The two Governments agree to afford to one another their diplomatic support, in order to obtain the execution of the clauses of the present Declaration regarding Egypt and Morocco.
In witness whereof his Excellency the Ambassador of the French Republic at the Court of His Majesty the King of the United Kingdom of Great Britain and Ireland and of the British Dominions beyond the Seas, Emperor of India, and His Majesty's Principal Secretary of State for Foreign Affairs, duly authorised for that purpose, have signed the present Declaration and have affixed thereto their seals.
Done at London, in duplicate, the 8th day of April, 1904.
(L.S.) PAUL CAMBON
In the event of either Government finding themselves constrained, by the force of circumstances, to modify their policy in respect to Egypt or Morocco, the engagements which they have undertaken towards each other by Articles 4, 6, and 7 of the Declaration of today's date would remain intact.
His Britannic Majesty's Government have no present intention of proposing to the Powers any changes in the system of the Capitulations, or in the judicial organisation of Egypt.

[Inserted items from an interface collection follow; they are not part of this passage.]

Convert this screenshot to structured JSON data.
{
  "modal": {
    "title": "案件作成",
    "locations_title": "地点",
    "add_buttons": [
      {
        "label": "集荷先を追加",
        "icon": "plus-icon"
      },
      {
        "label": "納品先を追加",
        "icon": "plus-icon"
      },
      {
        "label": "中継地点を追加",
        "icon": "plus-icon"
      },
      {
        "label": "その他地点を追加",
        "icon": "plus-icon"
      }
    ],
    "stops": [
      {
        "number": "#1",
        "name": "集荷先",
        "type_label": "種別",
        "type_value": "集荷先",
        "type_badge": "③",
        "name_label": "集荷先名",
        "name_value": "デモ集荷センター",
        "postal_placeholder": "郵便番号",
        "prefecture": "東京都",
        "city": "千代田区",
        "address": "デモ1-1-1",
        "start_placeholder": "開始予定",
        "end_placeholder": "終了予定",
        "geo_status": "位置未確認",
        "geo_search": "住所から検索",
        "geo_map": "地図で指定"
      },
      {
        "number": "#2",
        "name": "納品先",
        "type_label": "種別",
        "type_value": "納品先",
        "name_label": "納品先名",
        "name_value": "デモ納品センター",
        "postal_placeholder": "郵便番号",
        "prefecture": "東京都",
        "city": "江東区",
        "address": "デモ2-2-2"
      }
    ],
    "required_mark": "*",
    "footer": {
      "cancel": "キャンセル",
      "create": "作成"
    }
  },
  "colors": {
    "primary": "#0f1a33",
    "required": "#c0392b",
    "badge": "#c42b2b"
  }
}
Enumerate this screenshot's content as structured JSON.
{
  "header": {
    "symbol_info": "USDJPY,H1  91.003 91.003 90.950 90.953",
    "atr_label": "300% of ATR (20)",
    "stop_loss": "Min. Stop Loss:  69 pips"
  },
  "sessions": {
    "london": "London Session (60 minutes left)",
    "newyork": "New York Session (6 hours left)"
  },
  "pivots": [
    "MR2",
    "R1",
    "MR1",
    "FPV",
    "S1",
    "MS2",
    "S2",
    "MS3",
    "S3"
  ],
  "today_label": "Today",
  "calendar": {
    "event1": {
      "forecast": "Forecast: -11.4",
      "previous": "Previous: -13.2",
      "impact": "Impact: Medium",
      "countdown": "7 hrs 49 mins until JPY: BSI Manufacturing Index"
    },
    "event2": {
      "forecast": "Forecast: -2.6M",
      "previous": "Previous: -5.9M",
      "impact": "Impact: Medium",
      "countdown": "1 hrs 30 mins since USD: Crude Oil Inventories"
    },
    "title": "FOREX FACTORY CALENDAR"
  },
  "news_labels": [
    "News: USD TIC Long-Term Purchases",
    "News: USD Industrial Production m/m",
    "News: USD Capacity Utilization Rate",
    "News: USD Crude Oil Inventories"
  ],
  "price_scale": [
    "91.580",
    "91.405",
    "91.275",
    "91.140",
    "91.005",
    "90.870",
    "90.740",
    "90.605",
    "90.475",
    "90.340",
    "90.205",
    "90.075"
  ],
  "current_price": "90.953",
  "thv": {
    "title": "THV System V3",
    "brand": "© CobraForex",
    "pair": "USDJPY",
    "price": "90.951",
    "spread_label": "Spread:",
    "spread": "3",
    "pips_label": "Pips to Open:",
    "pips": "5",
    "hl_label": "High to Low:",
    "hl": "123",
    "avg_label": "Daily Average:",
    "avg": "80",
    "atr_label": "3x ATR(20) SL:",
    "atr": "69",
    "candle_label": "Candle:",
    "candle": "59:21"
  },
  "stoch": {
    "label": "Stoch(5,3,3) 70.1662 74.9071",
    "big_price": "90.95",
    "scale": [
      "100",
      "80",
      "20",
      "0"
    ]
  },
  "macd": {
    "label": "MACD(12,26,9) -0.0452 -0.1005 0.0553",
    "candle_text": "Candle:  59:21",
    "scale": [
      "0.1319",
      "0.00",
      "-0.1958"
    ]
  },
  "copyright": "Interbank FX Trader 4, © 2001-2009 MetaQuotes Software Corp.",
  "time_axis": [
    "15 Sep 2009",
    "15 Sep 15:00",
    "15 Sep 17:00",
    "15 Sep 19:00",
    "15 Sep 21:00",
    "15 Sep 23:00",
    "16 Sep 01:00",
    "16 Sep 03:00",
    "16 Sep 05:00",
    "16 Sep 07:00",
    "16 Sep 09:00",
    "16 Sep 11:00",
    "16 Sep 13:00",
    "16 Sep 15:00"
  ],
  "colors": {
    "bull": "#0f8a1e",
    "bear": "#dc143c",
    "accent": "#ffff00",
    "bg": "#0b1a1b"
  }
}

In the event of their considering it desirable to introduce in Egypt reforms tending to assimilate the Egyptian legislative system to that in force in other civilised Countries, the Government of the French Republic will not refuse to entertain any such proposals, on the understanding that His Britannic Majesty's Government will agree to entertain the suggestions that the Government of the French Republic may have to make to them with a view of introducing similar reforms in Morocco.
The two Governments agree that a certain extent of Moorish territory adjacent to Melilla, Ceuta, and other presides should, whenever the Sultan ceases to exercise authority over it, come within the sphere of influence of Spain, and that the administration of the coast from Melilla as far as, but not including, the heights on the right bank of the Sebou shall be entrusted to Spain.
Nevertheless, Spain would previously have to give her formal assent to the provisions of Articles 4 and 7 of the Declaration of today's date, and undertake to carry them out.
She would also have to undertake not to alienate the whole, or a part, of the territories placed under her authority or in her sphere of influence.
If Spain, when invited to assent to the provisions of the preceding article, should think proper to decline, the arrangement between France and Great Britain, as embodied in the Declaration of today's date, would be none the less at once applicable.
Should the consent of the other Powers to the draft Decree mentioned in Article I of the Declaration of today's date not be obtained, the Government of the French Republic will not oppose the repayment at par of the Guaranteed, Privileged, and Unified Debts after the 15th July, 1910.
Done at London, in duplicate, the 8th day of April, 1904.
(L.S.) PAUL CAMBON
Source: Great Britain, Parliamentary Papers, London, 1911, Vol. CIII, Cmd. 5969.
Panzer was a term used to describe a German tank.
- Did you know?